  • 70. G 3.8 Explain the cause and consequences of biomagnification, using a named example.
  • 71. G 3.9 Outline the effects of ultraviolet (UV) radiation on living tissues and biological productivity.
  • 72. G 3.10 Outline the effect of chlorofluorocarbons (CFCs) on the ozone layer.
  • 73. G 3.11 State that ozone in the stratosphere absorbs UV radiation.
  • 74. Option G: Ecology and conservation G4 Conservation of biodiversity
  • 75. G 4.1 Explain the use of biotic indices and indicator species in monitoring environmental change.
    • Indicator species are plants and animals that, by their presence, abundance, lack of abundance, or chemical composition, demonstrate some distinctive aspect of the character or quality of an environment.
    Studies in the United States show declines in spotted owls are matched by declines in other fragile species such as salamanders, frogs, some plants and other predators.
  • 76. G 4.2 Outline the factors that contributed to the extinction of one named animal species.
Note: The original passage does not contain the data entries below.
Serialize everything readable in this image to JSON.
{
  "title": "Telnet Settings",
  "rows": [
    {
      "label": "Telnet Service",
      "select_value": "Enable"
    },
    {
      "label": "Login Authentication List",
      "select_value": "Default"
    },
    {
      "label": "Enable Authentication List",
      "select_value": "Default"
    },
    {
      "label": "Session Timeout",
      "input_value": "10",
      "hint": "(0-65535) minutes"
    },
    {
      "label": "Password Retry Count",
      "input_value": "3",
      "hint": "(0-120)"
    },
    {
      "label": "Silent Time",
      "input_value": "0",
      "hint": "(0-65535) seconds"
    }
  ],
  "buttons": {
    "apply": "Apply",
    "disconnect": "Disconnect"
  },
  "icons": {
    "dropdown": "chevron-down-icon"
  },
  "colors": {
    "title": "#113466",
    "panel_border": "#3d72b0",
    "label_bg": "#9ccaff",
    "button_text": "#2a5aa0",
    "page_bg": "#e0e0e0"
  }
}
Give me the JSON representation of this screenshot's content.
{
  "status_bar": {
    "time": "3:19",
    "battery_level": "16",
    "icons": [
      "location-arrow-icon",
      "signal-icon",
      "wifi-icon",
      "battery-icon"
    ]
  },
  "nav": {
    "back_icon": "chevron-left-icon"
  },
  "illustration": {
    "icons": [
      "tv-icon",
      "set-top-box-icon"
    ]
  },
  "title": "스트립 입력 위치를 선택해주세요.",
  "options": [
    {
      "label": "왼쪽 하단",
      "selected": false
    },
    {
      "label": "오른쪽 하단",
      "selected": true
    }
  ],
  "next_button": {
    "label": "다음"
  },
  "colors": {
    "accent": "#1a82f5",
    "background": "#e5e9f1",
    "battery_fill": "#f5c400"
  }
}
Climate Change Retreating Glaciers/Warmer Temp. WOOLY MAMMOTH Loss of Habitat Forests outcompeted mammoth’s shrub food. Humans Inhabit newly exposed land in now favorable climate Over Hunting by humans
  • 77. G 4.3 Outline the biogeographical features of nature reserves that promote the conservation of diversity.
    • Determination of Size-
      • Single Large Site
        • Larger populations
    • Edge Effect
      • Smaller area on the “edge”
        • Higher risk of predators,
        • greater competition and
        • invasive species
    • Corridors
      • Connect isolated habitats.
        • Allows for travel between habitats.
  • 78. G 4.4 Discuss the role of active management techniques in conservation.
    • When humans intervene in the conservation of an area to restore areas and protect native species.
  • 79. G 4.5 Discuss the advantages of in situ conservation of endangered species (terrestrial and aquatic nature reserves).
  • 80. G 4.6 Outline the use of ex situ conservation measures, including captive breeding of animals, botanic gardens and seed banks.
  • 81. Option G: Ecology and conservation G5 Population ecology
  • 82. G 5.1 Distinguish between r-strategies and K-strategies .
  • 83. G 5.2 Discuss the environmental conditions that favor either r-strategies or K-strategies.
  • 84. G 5.3 Describe one technique used to estimate the population size of an animal species based on a capture–mark–release–recapture method.
  • 85. G 5.4 Describe the methods used to estimate the size of commercial fish stocks.
    • Study catches :
      • Species/Age/Length/Breeding Conditions
    • Information from Fishers :
      • Number and kinds of fish thrown back.
      • Tag and release
      • Perception of catch
    • Research Vessels :
      • Trawling assessing random samples.
      • Echolocation to monitor populations
  • 86. G 5.5 Outline the concept of maximum sustainable yield in the conservation of fish stocks . OVER FISHING CONSERVATION
  • 87. G 5.6 Discuss international measures that would promote the conservation of fish.